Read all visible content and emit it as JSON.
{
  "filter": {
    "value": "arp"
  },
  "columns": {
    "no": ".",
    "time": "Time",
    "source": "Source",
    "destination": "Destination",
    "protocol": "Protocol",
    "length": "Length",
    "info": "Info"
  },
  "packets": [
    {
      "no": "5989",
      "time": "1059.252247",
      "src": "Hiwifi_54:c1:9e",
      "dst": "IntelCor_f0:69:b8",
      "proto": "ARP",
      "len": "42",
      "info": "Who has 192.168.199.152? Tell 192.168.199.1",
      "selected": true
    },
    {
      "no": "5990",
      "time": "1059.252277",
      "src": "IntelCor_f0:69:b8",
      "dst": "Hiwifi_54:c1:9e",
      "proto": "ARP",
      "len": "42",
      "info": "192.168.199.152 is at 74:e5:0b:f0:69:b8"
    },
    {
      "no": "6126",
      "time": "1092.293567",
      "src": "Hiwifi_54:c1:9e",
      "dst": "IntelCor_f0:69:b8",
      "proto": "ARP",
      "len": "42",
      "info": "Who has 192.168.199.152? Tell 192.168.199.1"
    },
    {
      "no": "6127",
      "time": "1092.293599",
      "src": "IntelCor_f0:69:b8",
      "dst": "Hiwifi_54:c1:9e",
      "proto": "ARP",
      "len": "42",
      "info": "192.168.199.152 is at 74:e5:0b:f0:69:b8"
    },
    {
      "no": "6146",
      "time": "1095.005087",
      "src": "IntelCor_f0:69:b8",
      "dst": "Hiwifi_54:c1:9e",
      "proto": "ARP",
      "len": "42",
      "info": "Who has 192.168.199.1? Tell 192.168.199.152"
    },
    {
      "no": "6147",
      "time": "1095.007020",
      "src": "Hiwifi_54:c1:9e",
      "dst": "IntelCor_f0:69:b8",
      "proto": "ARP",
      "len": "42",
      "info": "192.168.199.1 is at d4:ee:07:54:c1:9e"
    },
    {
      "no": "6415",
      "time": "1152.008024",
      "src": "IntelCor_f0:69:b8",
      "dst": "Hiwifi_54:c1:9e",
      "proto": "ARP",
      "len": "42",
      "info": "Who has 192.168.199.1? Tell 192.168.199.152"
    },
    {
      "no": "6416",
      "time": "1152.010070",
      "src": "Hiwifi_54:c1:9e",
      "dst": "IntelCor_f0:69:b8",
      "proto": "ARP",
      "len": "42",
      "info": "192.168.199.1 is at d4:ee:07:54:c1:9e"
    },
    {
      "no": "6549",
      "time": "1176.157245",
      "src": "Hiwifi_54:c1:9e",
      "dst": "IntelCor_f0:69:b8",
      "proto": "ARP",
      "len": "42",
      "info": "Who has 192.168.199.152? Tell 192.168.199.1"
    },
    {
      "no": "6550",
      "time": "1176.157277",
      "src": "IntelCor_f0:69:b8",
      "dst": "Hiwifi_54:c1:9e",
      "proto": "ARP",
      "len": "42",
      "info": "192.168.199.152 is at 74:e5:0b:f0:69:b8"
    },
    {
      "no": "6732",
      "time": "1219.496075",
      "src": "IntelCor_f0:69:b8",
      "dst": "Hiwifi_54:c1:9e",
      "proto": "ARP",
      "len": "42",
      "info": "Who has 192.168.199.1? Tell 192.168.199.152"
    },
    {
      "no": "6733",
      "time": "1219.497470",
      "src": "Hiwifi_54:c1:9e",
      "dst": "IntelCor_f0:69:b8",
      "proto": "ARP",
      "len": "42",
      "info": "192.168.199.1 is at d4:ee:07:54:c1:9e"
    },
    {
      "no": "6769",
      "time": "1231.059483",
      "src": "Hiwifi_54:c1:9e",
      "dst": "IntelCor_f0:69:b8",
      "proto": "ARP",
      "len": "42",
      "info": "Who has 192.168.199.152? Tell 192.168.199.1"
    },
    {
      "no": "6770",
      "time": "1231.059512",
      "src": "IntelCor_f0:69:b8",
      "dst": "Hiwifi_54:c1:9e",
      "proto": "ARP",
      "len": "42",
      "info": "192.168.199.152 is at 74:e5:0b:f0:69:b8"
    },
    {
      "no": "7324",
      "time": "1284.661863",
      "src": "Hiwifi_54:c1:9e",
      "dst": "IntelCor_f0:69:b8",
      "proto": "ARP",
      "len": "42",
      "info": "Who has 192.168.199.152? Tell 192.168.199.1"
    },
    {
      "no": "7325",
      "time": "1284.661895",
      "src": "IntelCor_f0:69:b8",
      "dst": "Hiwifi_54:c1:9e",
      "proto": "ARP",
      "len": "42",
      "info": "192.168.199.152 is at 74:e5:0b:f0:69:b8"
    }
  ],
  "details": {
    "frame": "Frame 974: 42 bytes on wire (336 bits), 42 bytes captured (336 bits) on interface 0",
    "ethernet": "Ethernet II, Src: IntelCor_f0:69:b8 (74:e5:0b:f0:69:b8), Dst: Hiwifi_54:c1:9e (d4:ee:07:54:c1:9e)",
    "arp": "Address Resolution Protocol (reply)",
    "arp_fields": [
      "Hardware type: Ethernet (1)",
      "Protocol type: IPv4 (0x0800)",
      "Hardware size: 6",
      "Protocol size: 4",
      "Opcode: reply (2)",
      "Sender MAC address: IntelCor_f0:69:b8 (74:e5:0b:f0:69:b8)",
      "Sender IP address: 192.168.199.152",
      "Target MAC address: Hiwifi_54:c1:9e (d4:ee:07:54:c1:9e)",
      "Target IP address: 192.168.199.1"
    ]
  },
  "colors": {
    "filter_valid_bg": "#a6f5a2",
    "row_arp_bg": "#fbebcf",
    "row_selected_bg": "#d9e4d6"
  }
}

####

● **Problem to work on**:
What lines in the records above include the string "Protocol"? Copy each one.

● **Exercise solution**:
    "protocol": "Protocol",
    "arp": "Address Resolution Protocol (reply)",
      "Protocol type: IPv4 (0x0800)",
      "Protocol size: 4",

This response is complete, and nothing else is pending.